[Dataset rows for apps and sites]
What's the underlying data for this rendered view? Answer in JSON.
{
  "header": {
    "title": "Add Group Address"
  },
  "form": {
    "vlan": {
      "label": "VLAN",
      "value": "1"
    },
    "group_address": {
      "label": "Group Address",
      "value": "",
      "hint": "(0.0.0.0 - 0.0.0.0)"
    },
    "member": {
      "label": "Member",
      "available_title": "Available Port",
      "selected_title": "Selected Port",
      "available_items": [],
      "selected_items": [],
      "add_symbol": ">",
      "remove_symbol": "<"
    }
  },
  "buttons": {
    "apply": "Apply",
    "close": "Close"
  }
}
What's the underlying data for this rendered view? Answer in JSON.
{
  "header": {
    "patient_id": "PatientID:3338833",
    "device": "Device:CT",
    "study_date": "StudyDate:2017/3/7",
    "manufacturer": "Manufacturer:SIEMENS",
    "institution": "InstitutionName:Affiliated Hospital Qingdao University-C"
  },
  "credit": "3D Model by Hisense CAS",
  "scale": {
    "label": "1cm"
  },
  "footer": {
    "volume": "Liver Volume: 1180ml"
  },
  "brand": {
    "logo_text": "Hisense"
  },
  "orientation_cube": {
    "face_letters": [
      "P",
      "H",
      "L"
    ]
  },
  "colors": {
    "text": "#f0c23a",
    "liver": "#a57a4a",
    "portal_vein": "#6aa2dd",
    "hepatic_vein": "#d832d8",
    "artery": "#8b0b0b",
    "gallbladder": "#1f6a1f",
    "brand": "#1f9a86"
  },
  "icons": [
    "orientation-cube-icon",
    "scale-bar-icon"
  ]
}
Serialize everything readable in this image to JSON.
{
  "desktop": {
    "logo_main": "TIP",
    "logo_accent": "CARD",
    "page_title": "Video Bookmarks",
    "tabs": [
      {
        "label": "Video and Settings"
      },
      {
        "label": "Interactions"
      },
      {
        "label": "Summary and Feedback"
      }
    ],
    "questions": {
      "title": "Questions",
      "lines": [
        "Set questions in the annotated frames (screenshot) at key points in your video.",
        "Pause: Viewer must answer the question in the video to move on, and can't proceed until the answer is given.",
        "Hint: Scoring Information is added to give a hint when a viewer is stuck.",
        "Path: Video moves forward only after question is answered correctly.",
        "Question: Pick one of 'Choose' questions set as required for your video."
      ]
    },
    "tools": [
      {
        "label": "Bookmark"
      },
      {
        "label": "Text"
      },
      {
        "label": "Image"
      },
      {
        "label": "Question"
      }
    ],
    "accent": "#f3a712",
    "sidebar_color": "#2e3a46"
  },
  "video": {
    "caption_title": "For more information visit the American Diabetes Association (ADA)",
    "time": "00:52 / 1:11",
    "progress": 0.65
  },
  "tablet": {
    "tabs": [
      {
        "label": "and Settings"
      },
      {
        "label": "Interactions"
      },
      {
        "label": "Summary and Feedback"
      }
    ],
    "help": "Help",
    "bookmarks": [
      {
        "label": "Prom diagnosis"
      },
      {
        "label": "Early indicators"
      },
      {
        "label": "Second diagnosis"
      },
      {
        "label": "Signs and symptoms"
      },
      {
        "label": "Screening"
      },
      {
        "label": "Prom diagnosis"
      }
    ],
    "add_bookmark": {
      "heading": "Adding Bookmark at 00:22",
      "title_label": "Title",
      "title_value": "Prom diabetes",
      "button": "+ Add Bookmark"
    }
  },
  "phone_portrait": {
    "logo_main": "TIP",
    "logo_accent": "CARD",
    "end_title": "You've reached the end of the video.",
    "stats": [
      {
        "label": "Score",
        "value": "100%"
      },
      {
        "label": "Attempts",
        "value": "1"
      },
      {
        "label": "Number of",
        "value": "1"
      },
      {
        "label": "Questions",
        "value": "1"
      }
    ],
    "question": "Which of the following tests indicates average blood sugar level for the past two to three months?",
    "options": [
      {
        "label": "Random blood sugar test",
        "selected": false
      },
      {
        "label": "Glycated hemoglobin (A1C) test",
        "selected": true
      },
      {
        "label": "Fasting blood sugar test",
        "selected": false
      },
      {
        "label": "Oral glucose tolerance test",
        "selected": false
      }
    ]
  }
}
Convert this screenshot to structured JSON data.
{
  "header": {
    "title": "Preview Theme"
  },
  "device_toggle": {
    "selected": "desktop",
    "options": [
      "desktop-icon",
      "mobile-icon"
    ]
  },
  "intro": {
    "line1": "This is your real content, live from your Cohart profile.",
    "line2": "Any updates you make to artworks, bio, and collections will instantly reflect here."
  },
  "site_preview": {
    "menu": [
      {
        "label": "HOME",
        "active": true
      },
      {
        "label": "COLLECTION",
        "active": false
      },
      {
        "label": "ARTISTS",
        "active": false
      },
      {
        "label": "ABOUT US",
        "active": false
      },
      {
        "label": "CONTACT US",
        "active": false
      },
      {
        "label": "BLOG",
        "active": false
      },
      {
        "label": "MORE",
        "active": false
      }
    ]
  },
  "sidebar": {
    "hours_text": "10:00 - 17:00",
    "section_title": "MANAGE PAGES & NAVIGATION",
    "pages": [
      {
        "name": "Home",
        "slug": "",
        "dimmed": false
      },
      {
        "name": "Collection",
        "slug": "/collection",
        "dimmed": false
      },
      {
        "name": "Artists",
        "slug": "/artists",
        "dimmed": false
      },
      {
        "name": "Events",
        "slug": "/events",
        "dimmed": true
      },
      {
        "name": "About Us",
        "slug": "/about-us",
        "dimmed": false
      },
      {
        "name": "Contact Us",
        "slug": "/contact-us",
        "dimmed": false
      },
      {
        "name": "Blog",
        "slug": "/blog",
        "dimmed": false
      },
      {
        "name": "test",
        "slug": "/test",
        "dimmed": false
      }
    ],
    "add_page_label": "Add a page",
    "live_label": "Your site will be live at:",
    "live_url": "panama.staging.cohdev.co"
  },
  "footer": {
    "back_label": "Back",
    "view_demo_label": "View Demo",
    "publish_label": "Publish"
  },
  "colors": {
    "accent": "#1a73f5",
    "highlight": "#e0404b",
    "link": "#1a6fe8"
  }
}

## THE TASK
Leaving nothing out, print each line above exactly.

## RESPONSE
What's the underlying data for this rendered view? Answer in JSON.
{
  "header": {
    "title": "Add Group Address"
  },
  "form": {
    "vlan": {
      "label": "VLAN",
      "value": "1"
    },
    "group_address": {
      "label": "Group Address",
      "value": "",
      "hint": "(0.0.0.0 - 0.0.0.0)"
    },
    "member": {
      "label": "Member",
      "available_title": "Available Port",
      "selected_title": "Selected Port",
      "available_items": [],
      "selected_items": [],
      "add_symbol": ">",
      "remove_symbol": "<"
    }
  },
  "buttons": {
    "apply": "Apply",
    "close": "Close"
  }
}
What's the underlying data for this rendered view? Answer in JSON.
{
  "header": {
    "patient_id": "PatientID:3338833",
    "device": "Device:CT",
    "study_date": "StudyDate:2017/3/7",
    "manufacturer": "Manufacturer:SIEMENS",
    "institution": "InstitutionName:Affiliated Hospital Qingdao University-C"
  },
  "credit": "3D Model by Hisense CAS",
  "scale": {
    "label": "1cm"
  },
  "footer": {
    "volume": "Liver Volume: 1180ml"
  },
  "brand": {
    "logo_text": "Hisense"
  },
  "orientation_cube": {
    "face_letters": [
      "P",
      "H",
      "L"
    ]
  },
  "colors": {
    "text": "#f0c23a",
    "liver": "#a57a4a",
    "portal_vein": "#6aa2dd",
    "hepatic_vein": "#d832d8",
    "artery": "#8b0b0b",
    "gallbladder": "#1f6a1f",
    "brand": "#1f9a86"
  },
  "icons": [
    "orientation-cube-icon",
    "scale-bar-icon"
  ]
}
Serialize everything readable in this image to JSON.
{
  "desktop": {
    "logo_main": "TIP",
    "logo_accent": "CARD",
    "page_title": "Video Bookmarks",
    "tabs": [
      {
        "label": "Video and Settings"
      },
      {
        "label": "Interactions"
      },
      {
        "label": "Summary and Feedback"
      }
    ],
    "questions": {
      "title": "Questions",
      "lines": [
        "Set questions in the annotated frames (screenshot) at key points in your video.",
        "Pause: Viewer must answer the question in the video to move on, and can't proceed until the answer is given.",
        "Hint: Scoring Information is added to give a hint when a viewer is stuck.",
        "Path: Video moves forward only after question is answered correctly.",
        "Question: Pick one of 'Choose' questions set as required for your video."
      ]
    },
    "tools": [
      {
        "label": "Bookmark"
      },
      {
        "label": "Text"
      },
      {
        "label": "Image"
      },
      {
        "label": "Question"
      }
    ],
    "accent": "#f3a712",
    "sidebar_color": "#2e3a46"
  },
  "video": {
    "caption_title": "For more information visit the American Diabetes Association (ADA)",
    "time": "00:52 / 1:11",
    "progress": 0.65
  },
  "tablet": {
    "tabs": [
      {
        "label": "and Settings"
      },
      {
        "label": "Interactions"
      },
      {
        "label": "Summary and Feedback"
      }
    ],
    "help": "Help",
    "bookmarks": [
      {
        "label": "Prom diagnosis"
      },
      {
        "label": "Early indicators"
      },
      {
        "label": "Second diagnosis"
      },
      {
        "label": "Signs and symptoms"
      },
      {
        "label": "Screening"
      },
      {
        "label": "Prom diagnosis"
      }
    ],
    "add_bookmark": {
      "heading": "Adding Bookmark at 00:22",
      "title_label": "Title",
      "title_value": "Prom diabetes",
      "button": "+ Add Bookmark"
    }
  },
  "phone_portrait": {
    "logo_main": "TIP",
    "logo_accent": "CARD",
    "end_title": "You've reached the end of the video.",
    "stats": [
      {
        "label": "Score",
        "value": "100%"
      },
      {
        "label": "Attempts",
        "value": "1"
      },
      {
        "label": "Number of",
        "value": "1"
      },
      {
        "label": "Questions",
        "value": "1"
      }
    ],
    "question": "Which of the following tests indicates average blood sugar level for the past two to three months?",
    "options": [
      {
        "label": "Random blood sugar test",
        "selected": false
      },
      {
        "label": "Glycated hemoglobin (A1C) test",
        "selected": true
      },
      {
        "label": "Fasting blood sugar test",
        "selected": false
      },
      {
        "label": "Oral glucose tolerance test",
        "selected": false
      }
    ]
  }
}
Convert this screenshot to structured JSON data.
{
  "header": {
    "title": "Preview Theme"
  },
  "device_toggle": {
    "selected": "desktop",
    "options": [
      "desktop-icon",
      "mobile-icon"
    ]
  },
  "intro": {
    "line1": "This is your real content, live from your Cohart profile.",
    "line2": "Any updates you make to artworks, bio, and collections will instantly reflect here."
  },
  "site_preview": {
    "menu": [
      {
        "label": "HOME",
        "active": true
      },
      {
        "label": "COLLECTION",
        "active": false
      },
      {
        "label": "ARTISTS",
        "active": false
      },
      {
        "label": "ABOUT US",
        "active": false
      },
      {
        "label": "CONTACT US",
        "active": false
      },
      {
        "label": "BLOG",
        "active": false
      },
      {
        "label": "MORE",
        "active": false
      }
    ]
  },
  "sidebar": {
    "hours_text": "10:00 - 17:00",
    "section_title": "MANAGE PAGES & NAVIGATION",
    "pages": [
      {
        "name": "Home",
        "slug": "",
        "dimmed": false
      },
      {
        "name": "Collection",
        "slug": "/collection",
        "dimmed": false
      },
      {
        "name": "Artists",
        "slug": "/artists",
        "dimmed": false
      },
      {
        "name": "Events",
        "slug": "/events",
        "dimmed": true
      },
      {
        "name": "About Us",
        "slug": "/about-us",
        "dimmed": false
      },
      {
        "name": "Contact Us",
        "slug": "/contact-us",
        "dimmed": false
      },
      {
        "name": "Blog",
        "slug": "/blog",
        "dimmed": false
      },
      {
        "name": "test",
        "slug": "/test",
        "dimmed": false
      }
    ],
    "add_page_label": "Add a page",
    "live_label": "Your site will be live at:",
    "live_url": "panama.staging.cohdev.co"
  },
  "footer": {
    "back_label": "Back",
    "view_demo_label": "View Demo",
    "publish_label": "Publish"
  },
  "colors": {
    "accent": "#1a73f5",
    "highlight": "#e0404b",
    "link": "#1a6fe8"
  }
}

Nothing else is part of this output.